COVID-19 and our Mental Health

The introduction of COVID-19 to our lives has been difficult. It has impacted everybody, from the move to working online (for most), and the lack of seeing friends and family- it has been a tough year.  

Covid has affected all age groups, and everyone has suffered as a result. The negative consequences have been high, with increasing anxiety and depression, and even have an effect on our cognitive processes, such as how we learn. It looks like the increased stress and loneliness can even increase aggressive behaviour. When we are stressed, even our brains change- there is an increase in the engagement of the hypothalamus-pituitary-adrenal axis (a part of the brain) when one has been in social isolation. 

There has also been a high increase in depression among adults since the pandemic hit and lockdowns began. Adults showing symptoms of depression have almost doubled since the pandemic began, (office of national statistics) with Half of Brits saying that due to coronavirus, their mental health has deteriorated.

Why has lockdown caused a surge in mental health problems?  

Well, in Great Britain, the top reasons are feeling stressed/anxious, worrying about what the future holds, feelings of boredom and loneliness, and too much time alone. What has also been impacted is the stress surrounding relationships, (53% of people say COVID has created relationship issues), feelings of being a burden, and having no one to talk to. Moreover, due to COVID, being able to access mental health services has also been incredibly difficult, as it is difficult to access the same charities and publicly funded services. 

It is important to have a self-care strategy 

During these times, it is so important to have a self-care strategy. Although it can be a straightforward and easy thing to do, many people forget it, due to working long hours, or not feeling like it could possibly help. However, having a good self-care routine can really benefit you. Ensuring your physical health is taken care of, improves your mental health. Ensure you have a good night-time routine and are careful when you get to bed, ensuring it’s similar times every day. Having a schedule, even when stuck at home, really helps improves the structure of your day. It is also important not to have too much screen time during the day, but especially before bed. The last hour before bed, try and read a book instead and see if you feel anything improving over time. It is important to make sure you are eating healthy and exercising every day, even if this is simply going out for a walk to get some air and relax. 

Focusing on positive thoughts to benefit mental health  

So those are some physical things, but mentally, how can we improve our mental states? Well, a few things we can do include limiting news media, as with the current situation, it can be difficult to receive a constant reminder of the difficulties. The main thing, however, is to try and think of positive thoughts often. There is much research into the idea that simply thinking positive thoughts frequently, can help improve your mental health and mindset. 

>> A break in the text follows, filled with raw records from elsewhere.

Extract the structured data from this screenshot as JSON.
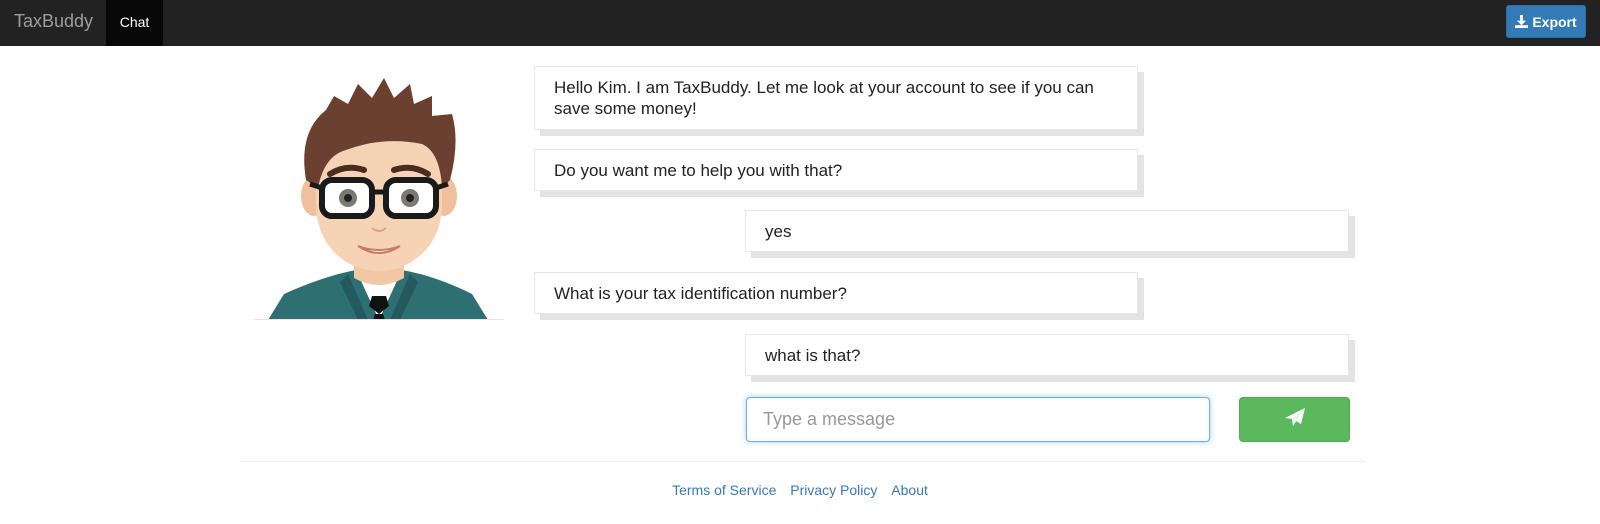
{
  "app": {
    "brand": "TaxBuddy",
    "active_tab": "Chat",
    "export_label": "Export"
  },
  "chat": {
    "messages": [
      {
        "sender": "bot",
        "text": "Hello Kim. I am TaxBuddy. Let me look at your account to see if you can save some money!"
      },
      {
        "sender": "bot",
        "text": "Do you want me to help you with that?"
      },
      {
        "sender": "user",
        "text": "yes"
      },
      {
        "sender": "bot",
        "text": "What is your tax identification number?"
      },
      {
        "sender": "user",
        "text": "what is that?"
      }
    ],
    "input_placeholder": "Type a message",
    "input_value": ""
  },
  "footer": {
    "links": [
      "Terms of Service",
      "Privacy Policy",
      "About"
    ]
  },
  "colors": {
    "navbar": "#222222",
    "active_tab": "#080808",
    "export_button": "#337ab7",
    "send_button": "#5cb85c",
    "link": "#337ab7"
  },
  "icons": {
    "export": "download-icon",
    "send": "paper-plane-icon",
    "avatar": "bot-avatar"
  }
}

Easy ways to begin being more positive, especially in the world we live in currently, can include the 3 reasons to be happy today. That could be drinking your coffee in the morning, and reading a good book, or talking on the phone to a friend you haven’t spoken to in a while- it can really be anything that makes you happy! Being self-aware of negative thoughts and trying to introduce positive thoughts can really boost positivity, and thus reduce anxiety and depression.  

‍This blog post was created with ❤️ by Leah Ophir (Psychology)